10 thoughts on “It's Con Season! A Guest Article by Kris Jacen”
Nice article. Good tips. Thank you.
Great advice, Kris. Worth paying attention to. :)
Even though we talked about this while you were writing the post, a long lost memory stayed hidden until just right now!
Way back when I was a police dispatcher, we didn’t have a dress code. The day shift had some clothing rules because command staff and the press would come and go, but even then, the rules were basic (like bras required, sweats and pajamas only allowed on graveyard).
One day, our captain saw me working on a volunteer project after my regular shift had ended. He invited me into his office for a chat. (I was just getting to know him and I liked him. He eventually promoted to the #3 spot in our entire department.) On this day, he thanked me for always taking care with my appearance, no matter what shift I was assigned to (even graveyards!). I was nothing fancy, but these days, I think you’d call it business casual (where jeans are okay). He said he appreciated knowing that if he needed a dispatcher at a moments’ notice, who could speak with the Sheriff or appear on camera, he could count on me to look and sound professional.

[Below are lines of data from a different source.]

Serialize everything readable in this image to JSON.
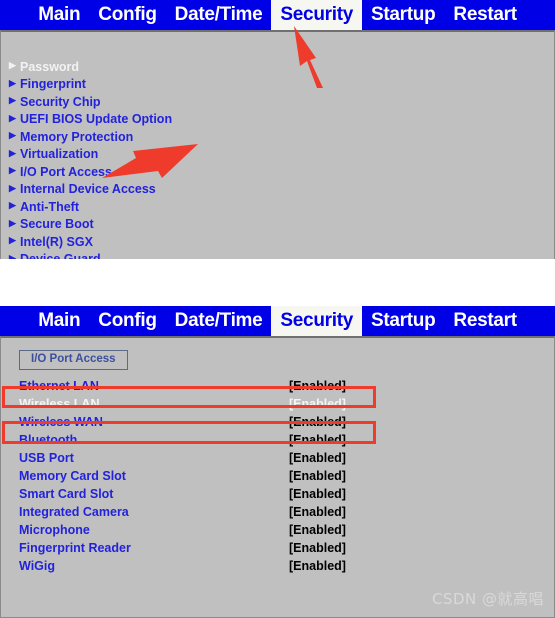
{
  "menubar": {
    "tabs": [
      {
        "label": "Main",
        "active": false
      },
      {
        "label": "Config",
        "active": false
      },
      {
        "label": "Date/Time",
        "active": false
      },
      {
        "label": "Security",
        "active": true
      },
      {
        "label": "Startup",
        "active": false
      },
      {
        "label": "Restart",
        "active": false
      }
    ]
  },
  "security_menu": {
    "items": [
      {
        "label": "Password",
        "selected": true
      },
      {
        "label": "Fingerprint",
        "selected": false
      },
      {
        "label": "Security Chip",
        "selected": false
      },
      {
        "label": "UEFI BIOS Update Option",
        "selected": false
      },
      {
        "label": "Memory Protection",
        "selected": false
      },
      {
        "label": "Virtualization",
        "selected": false
      },
      {
        "label": "I/O Port Access",
        "selected": false
      },
      {
        "label": "Internal Device Access",
        "selected": false
      },
      {
        "label": "Anti-Theft",
        "selected": false
      },
      {
        "label": "Secure Boot",
        "selected": false
      },
      {
        "label": "Intel(R) SGX",
        "selected": false
      },
      {
        "label": "Device Guard",
        "selected": false
      }
    ]
  },
  "io_port_access": {
    "section_title": "I/O Port Access",
    "rows": [
      {
        "label": "Ethernet LAN",
        "value": "[Enabled]",
        "selected": false,
        "highlighted": false
      },
      {
        "label": "Wireless LAN",
        "value": "[Enabled]",
        "selected": true,
        "highlighted": true
      },
      {
        "label": "Wireless WAN",
        "value": "[Enabled]",
        "selected": false,
        "highlighted": false
      },
      {
        "label": "Bluetooth",
        "value": "[Enabled]",
        "selected": false,
        "highlighted": true
      },
      {
        "label": "USB Port",
        "value": "[Enabled]",
        "selected": false,
        "highlighted": false
      },
      {
        "label": "Memory Card Slot",
        "value": "[Enabled]",
        "selected": false,
        "highlighted": false
      },
      {
        "label": "Smart Card Slot",
        "value": "[Enabled]",
        "selected": false,
        "highlighted": false
      },
      {
        "label": "Integrated Camera",
        "value": "[Enabled]",
        "selected": false,
        "highlighted": false
      },
      {
        "label": "Microphone",
        "value": "[Enabled]",
        "selected": false,
        "highlighted": false
      },
      {
        "label": "Fingerprint Reader",
        "value": "[Enabled]",
        "selected": false,
        "highlighted": false
      },
      {
        "label": "WiGig",
        "value": "[Enabled]",
        "selected": false,
        "highlighted": false
      }
    ]
  },
  "annotations": {
    "arrow_to_security_tab": "red-arrow-icon",
    "arrow_to_io_port_access": "red-arrow-icon",
    "highlight_color": "#EF3B2C"
  },
  "watermark": {
    "text": "CSDN @就高唱"
  },
  "colors": {
    "menubar_bg": "#0000E6",
    "menubar_text": "#FFFFFF",
    "active_tab_bg": "#F7F7F2",
    "active_tab_text": "#0000E6",
    "panel_bg": "#C0C0C0",
    "item_text": "#2222DD",
    "selected_text": "#F2F2F2",
    "value_text": "#000000"
  }
}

I thanked him in return and explained that professional was precisely what I was aiming for. To be a dispatcher, we had to pass a pre-screening skills test, and a background investigation. We trained for 6 months and spent 12 months on a probationary period. Those who promoted spent another 3 months in additional training and 6 months on another probationary period. I considered our job to be a PROFESSION (and we did have a career track to follow). We all had a special set of skills. We were highly trained and capable of performing tasks and exercising judgement that other people could not. I took pride in all of this and I thought I should look and act like someone with some expertise. I feel the same way about being an author. I’m an expert. I have specific knowledge and a certain set of skills that not everyone has. I have my flaming red hair, I live in jeans, and I’m fond of my USMC tshirts, but I make sure to look and sound knowledgeable and capable, as well as flashy and sassy! Sitting on panels isn’t my favorite activity, but good posture and eye contact goes a really, really, REALLY long way! :D
Great article, Kris, and a positive reminder for us all! Thank you for the advice
This was definitely good advice that people should take note of– always good to act in a way where you don’t come off as unprofessional, especially when you want people to take you seriously… When I attended GRL a few years back it amazed me to sit and listen to the authors etc talk about there experiences and what us newer authors could expect in the future.
I think it is important to remember you’re leaving an image in someone’s mind. Yes have fun, go to the parties, don’t become fall own drunk because people are watching. If you want to wear funky, hippy, avant garde clothing then more power to you. Just remember that s how you will have to look from here on out. Sometimes names are forgotten but you always remember a face.
Excellent post Kris, and a subject dear to my heart not just as an author but in all my business dealings. Business wear has definitely relaxed over the years I’ve been working, and I approve of that because i really believe people can work just as well whatever they’re wearing. But more importantly, I also think that any role that puts you in view – even online! – of the public, you should dress and behave with respect. I think it gains you more genuine friends and opens more doors – as well as helping you to have more fun! :)
And thanks for the shout-out for the UK Meet in June :)
Thanks all for your comments. I’m hoping that everyone takes just a moment to think about how they present themselves to the public – in person and online.
And Clare? I’m so coming over for the UK Meet next year. Save me a spot and tell David we need to have a drink.
Great article, Kris. A couple of years ago at Sleuthfest, a woman author pitched a woman editor in the ladies’ room, and it became the talk of the conference — as a DO NOT DO!
Great article. Thank you.